● WHAT YOU WILL DO:
Which lines in the data below contain the word "Manual"? Pull each of them out.

● RECORDS SUPPLIED:

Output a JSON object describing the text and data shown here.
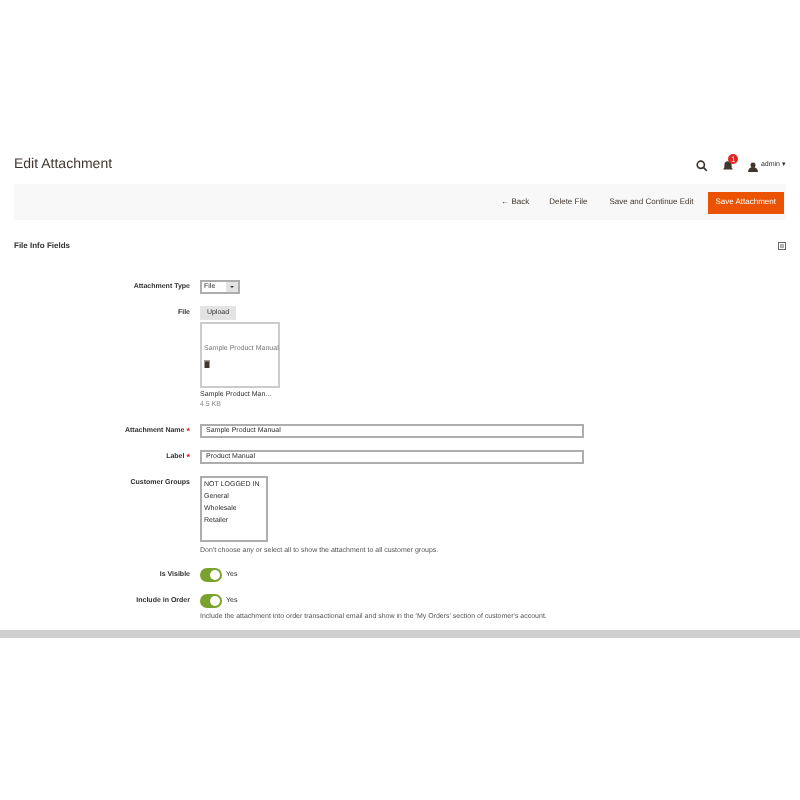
{
  "page_title": "Edit Attachment",
  "header": {
    "notifications": "1",
    "user": "admin",
    "user_caret": "▾"
  },
  "actions": [
    {
      "label": "Back",
      "kind": "back",
      "icon": "←"
    },
    {
      "label": "Delete File",
      "kind": "plain"
    },
    {
      "label": "Save and Continue Edit",
      "kind": "plain"
    },
    {
      "label": "Save Attachment",
      "kind": "primary"
    }
  ],
  "section": {
    "title": "File Info Fields"
  },
  "attachment_type": {
    "label": "Attachment Type",
    "value": "File"
  },
  "file": {
    "label": "File",
    "button": "Upload",
    "preview_text": "Sample Product Manual",
    "file_name": "Sample Product Man...",
    "file_size": "4.5 KB"
  },
  "attachment_name": {
    "label": "Attachment Name",
    "value": "Sample Product Manual",
    "required": true,
    "required_mark": "*"
  },
  "label_field": {
    "label": "Label",
    "value": "Product Manual",
    "required": true,
    "required_mark": "*"
  },
  "customer_groups": {
    "label": "Customer Groups",
    "options": [
      "NOT LOGGED IN",
      "General",
      "Wholesale",
      "Retailer"
    ],
    "note": "Don't choose any or select all to show the attachment to all customer groups."
  },
  "is_visible": {
    "label": "Is Visible",
    "on": true,
    "text": "Yes"
  },
  "include_in_order": {
    "label": "Include in Order",
    "on": true,
    "text": "Yes",
    "note": "Include the attachment into order transactional email and show in the 'My Orders' section of customer's account."
  }
}
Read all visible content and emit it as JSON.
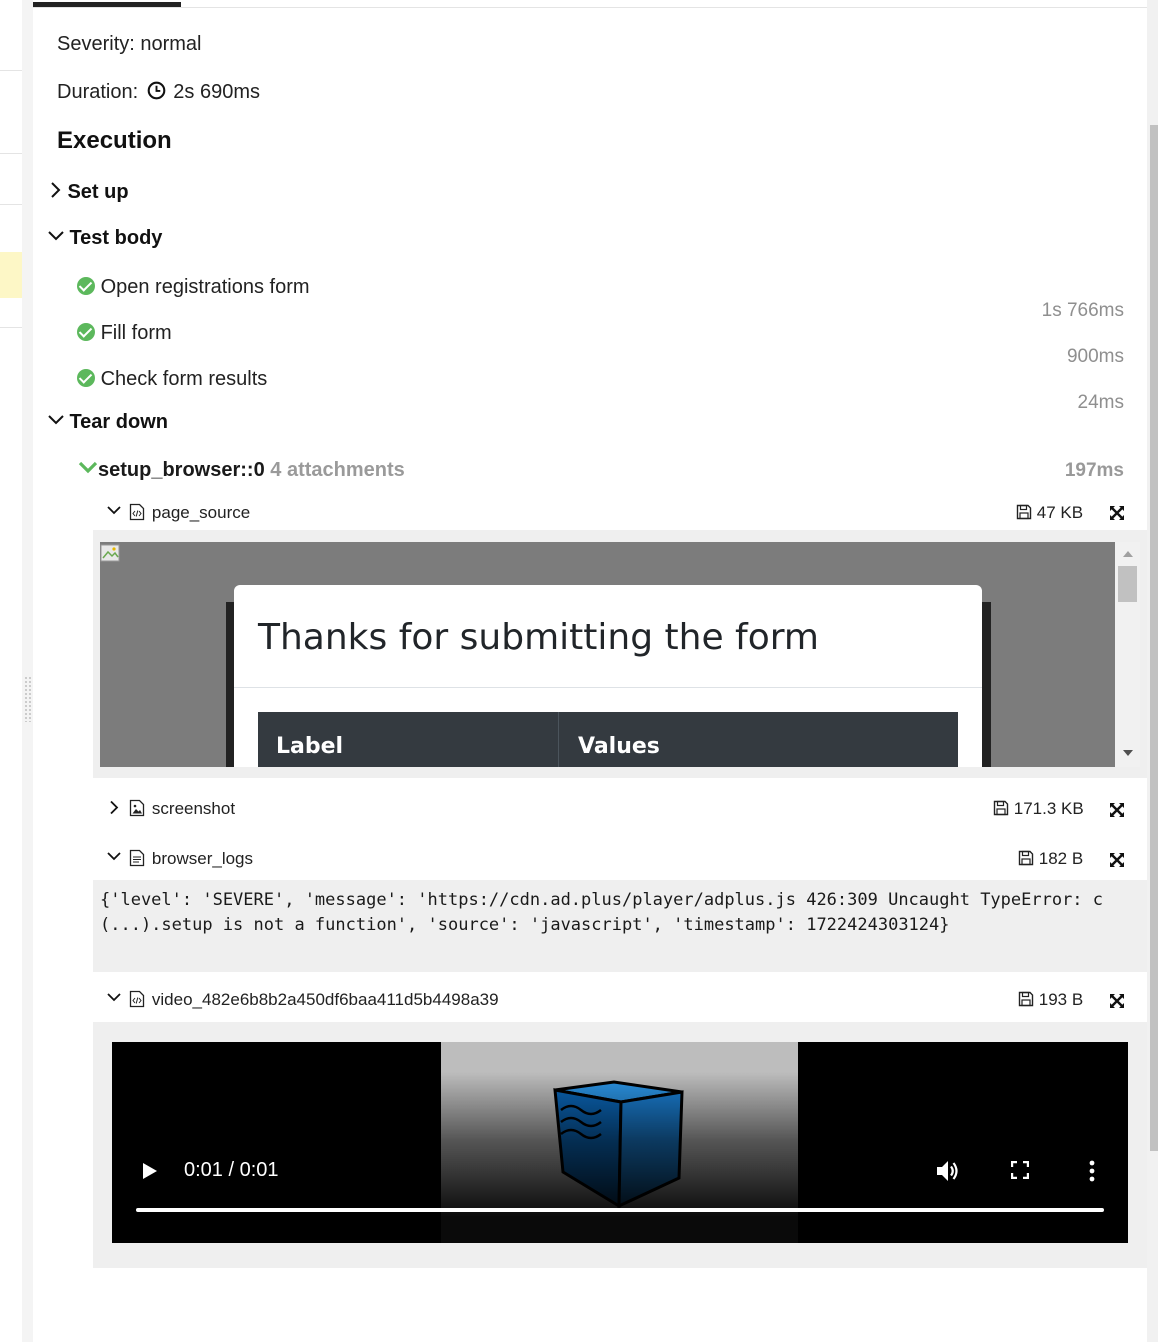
{
  "test": {
    "severity_text": "Severity: normal",
    "duration_label": "Duration:",
    "duration_value": "2s 690ms",
    "execution_title": "Execution"
  },
  "groups": {
    "setup": "Set up",
    "body": "Test body",
    "teardown": "Tear down"
  },
  "steps": [
    {
      "name": "Open registrations form",
      "duration": "1s 766ms",
      "status": "passed"
    },
    {
      "name": "Fill form",
      "duration": "900ms",
      "status": "passed"
    },
    {
      "name": "Check form results",
      "duration": "24ms",
      "status": "passed"
    }
  ],
  "fixture": {
    "name": "setup_browser::0",
    "attachments_label": "4 attachments",
    "duration": "197ms"
  },
  "attachments": [
    {
      "name": "page_source",
      "size": "47 KB",
      "icon": "code-file-icon",
      "expanded": true
    },
    {
      "name": "screenshot",
      "size": "171.3 KB",
      "icon": "image-file-icon",
      "expanded": false
    },
    {
      "name": "browser_logs",
      "size": "182 B",
      "icon": "text-file-icon",
      "expanded": true
    },
    {
      "name": "video_482e6b8b2a450df6baa411d5b4498a39",
      "size": "193 B",
      "icon": "code-file-icon",
      "expanded": true
    }
  ],
  "page_source_preview": {
    "modal_title": "Thanks for submitting the form",
    "col1": "Label",
    "col2": "Values"
  },
  "browser_log_text": "{'level': 'SEVERE', 'message': 'https://cdn.ad.plus/player/adplus.js 426:309 Uncaught TypeError: c(...).setup is not a function', 'source': 'javascript', 'timestamp': 1722424303124}",
  "video": {
    "time": "0:01 / 0:01",
    "progress": 1.0
  },
  "colors": {
    "passed": "#5cb85c",
    "video_cube": "#1a7fd4"
  }
}
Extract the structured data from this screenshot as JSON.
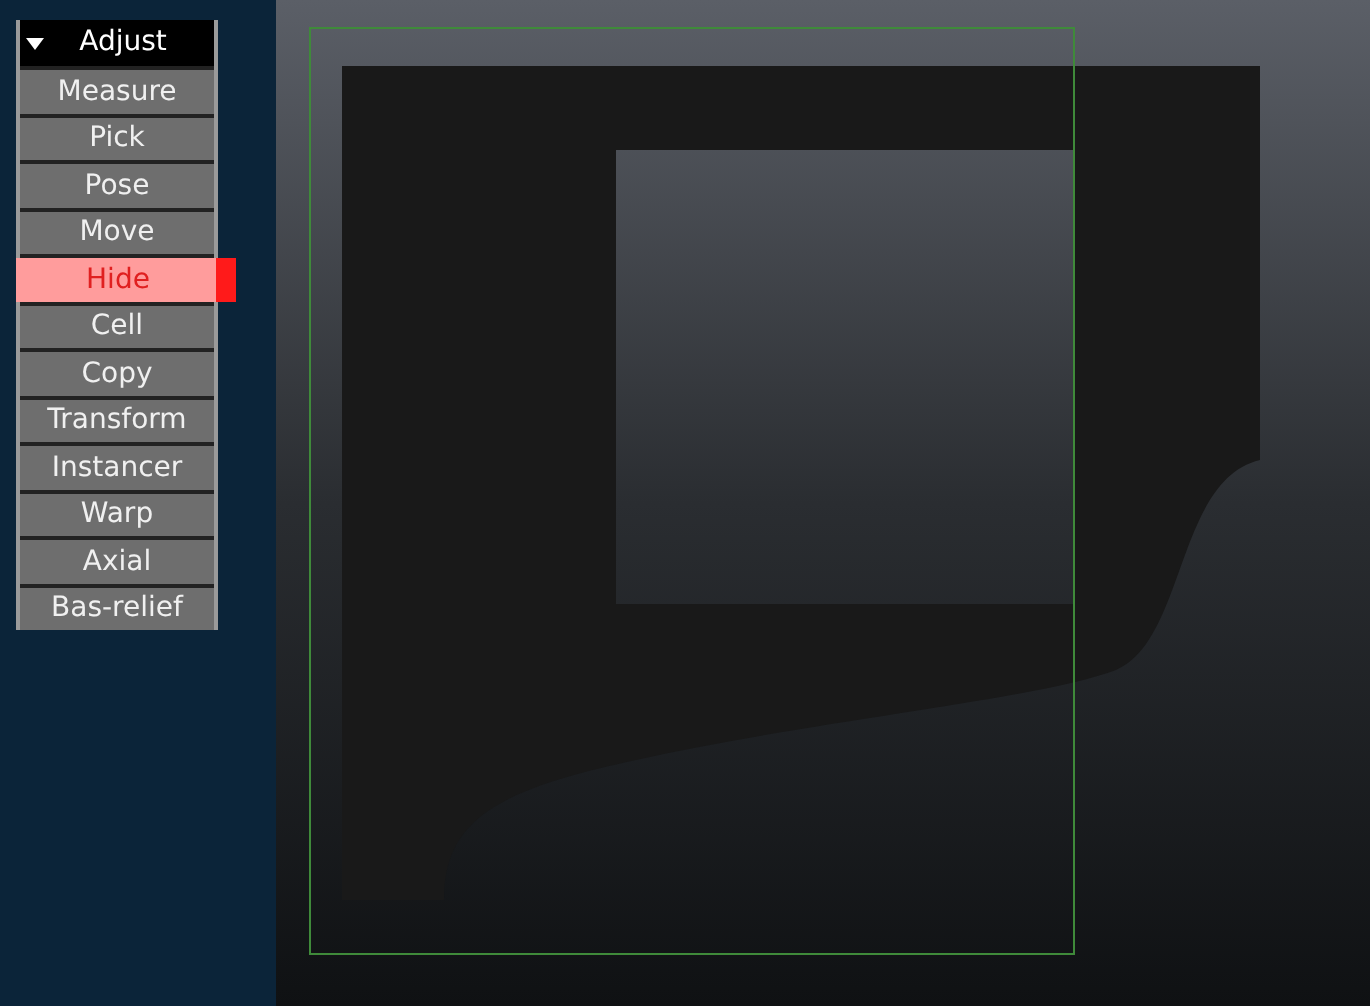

● RESPONSE AREA:
    "preview_text": "Sample Product Manual",
    "value": "Sample Product Manual",
    "value": "Product Manual",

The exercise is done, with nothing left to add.